Take care. Keep up with upkeep.

Taking good care of your home is easy with tips like these from our exclusive Homeowners Maintenance Manual.


Painting Tips

When it comes to home improvement projects, preparation is the key. By using the appropriate tool and products, you can achieve a great-looking paint job in minimal time. A fresh coat of paint is the most inexpensive and quickest way to refresh a room. Professional painters recommend a few must-haves:

Patching Products
To repair nail holes and chipped paint before painting, use a paintable, fast-drying, shrink-free patching compound. For holes in woodwork, be sure to use an epoxy with a soft texture, since a course texture will create a noticeable variation in the wood.

Drop Cloths
Protecting floors from grit, sawdust, caulk and paint spills is necessary on any job. Cloth drops are more expensive, but they work best, especially over carpets. There are also statically treated, pre-taped drop cloths that feature a pre-taped edge of professional-grade masking tape.

Masking Tape
To keep paint only on the desired surfaces, use masking tape to cover woodwork or hardware. Some brands are designed for delicate surfaces like wallpaper and drywall. They feature a low-tack adhesive to allow easy removal without damaging the surface.

Sandpaper or Sanding Blocks
Sanding is necessary to create a smooth surface for paint to adhere to. A durable aluminum oxide, A-weight paper with 100- to 150-grit is suitable for most general-purpose sanding applications.

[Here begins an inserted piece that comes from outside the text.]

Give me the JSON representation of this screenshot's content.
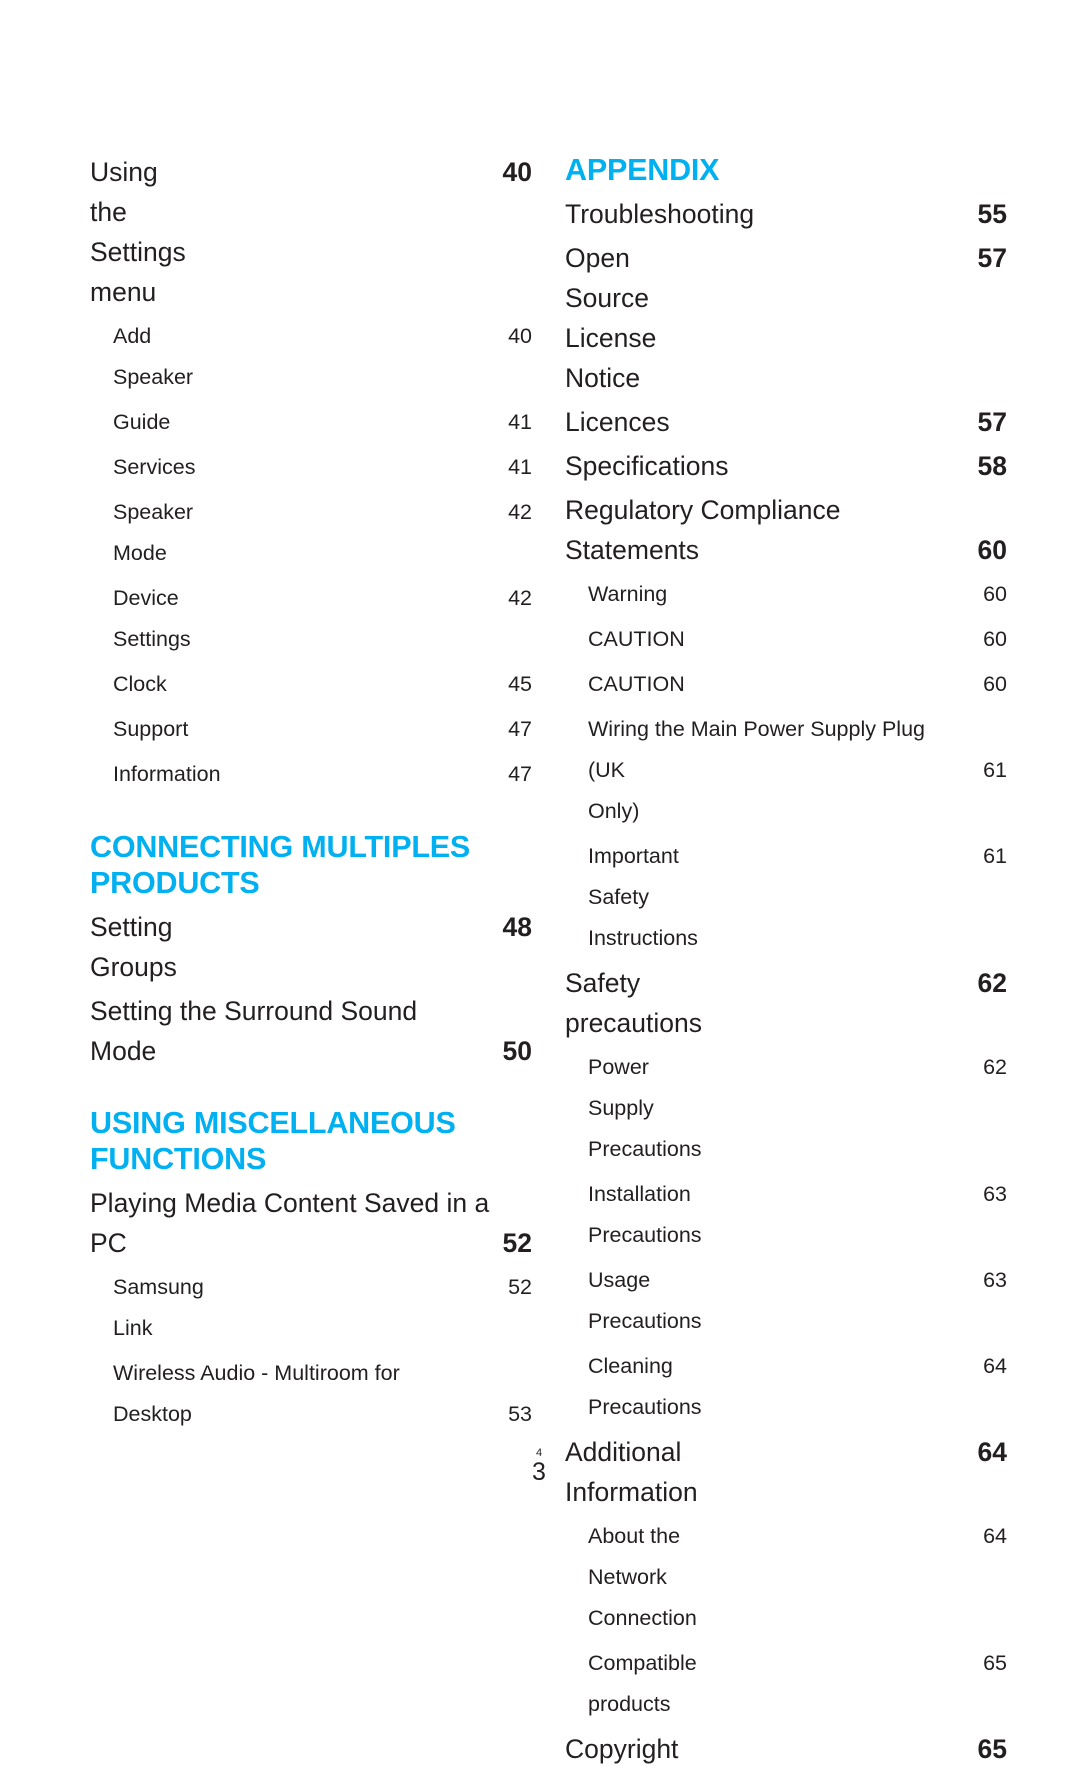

All-Purpose Caulk
Joints should always be reinforced to prevent cracking by using a paintable, mildew-resistant all-purpose caulk. Water-based sealants have the added ease of soap-and-water cleanup.

Interior Latex Paint
For most indoor applications, a latex interior paint is the key since it is formulated to be washable, stain-and splatter-resistant and is easy to touch up. Latex paints are easy to work with, dry quickly and are extremely durable.

Paint Brushes and Rollers
A quality brush makes it easier to apply paint evenly and accurately. Use a one- to two-inch, high-quality, nylon/polyester angled brush because it can be used with all coatings, holds paint well and provides better brush control where detail is necessary. Rollers should be selected based on the type of paint being applied. For a semi-gloss or gloss paint or for washable enamel, use a 3/8-inch nap, shed-resistant roller cover. For flat paints, choose a roller with a 1/2-inch-nap that’s labeled “For Flat Paints.”




Ground Fault Circuit Interrupter (GFCI) receptacles and breakers should be tested once a month to insure they are operating properly.

To test a receptacle with two buttons – one marked TEST and one marked RESET – you can push the TEST button on the device and check to make sure the power goes off. Then push the RESET button and check to see that the power goes on again. If the receptacle fails to turn off or to come back on, have it replaced.

To test either a GFCI receptacle or a standard receptacle that is protected by either a GFCI receptacle or a GFCI breaker up the line from it, you can use a GFCI plug tester. These testers look just like regular plug testers but have a button that you push to trip the GFCI. Check the indicator lights when you plug it in, and make sure they indicate that the receptacle is properly wired. Push the button and check the lights again – they should all be off. Before unplugging the tester, reset the protecting receptacle or breaker, and check to see that the indicator lights now indicate proper connections again.

To test a GFCI circuit breaker, you can either push the TEST button built into it or short the equipment that it is protecting. If it’s protecting receptacles, you can use your GFCI plug tester in those receptacles. If it’s protecting some other piece of equipment, such as your hot tub, use the built-in button. Remember that to reset a circuit breaker, regardless of whether you tripped it with its test button or with your plug tester, you need to turn the breaker OFF and then back ON.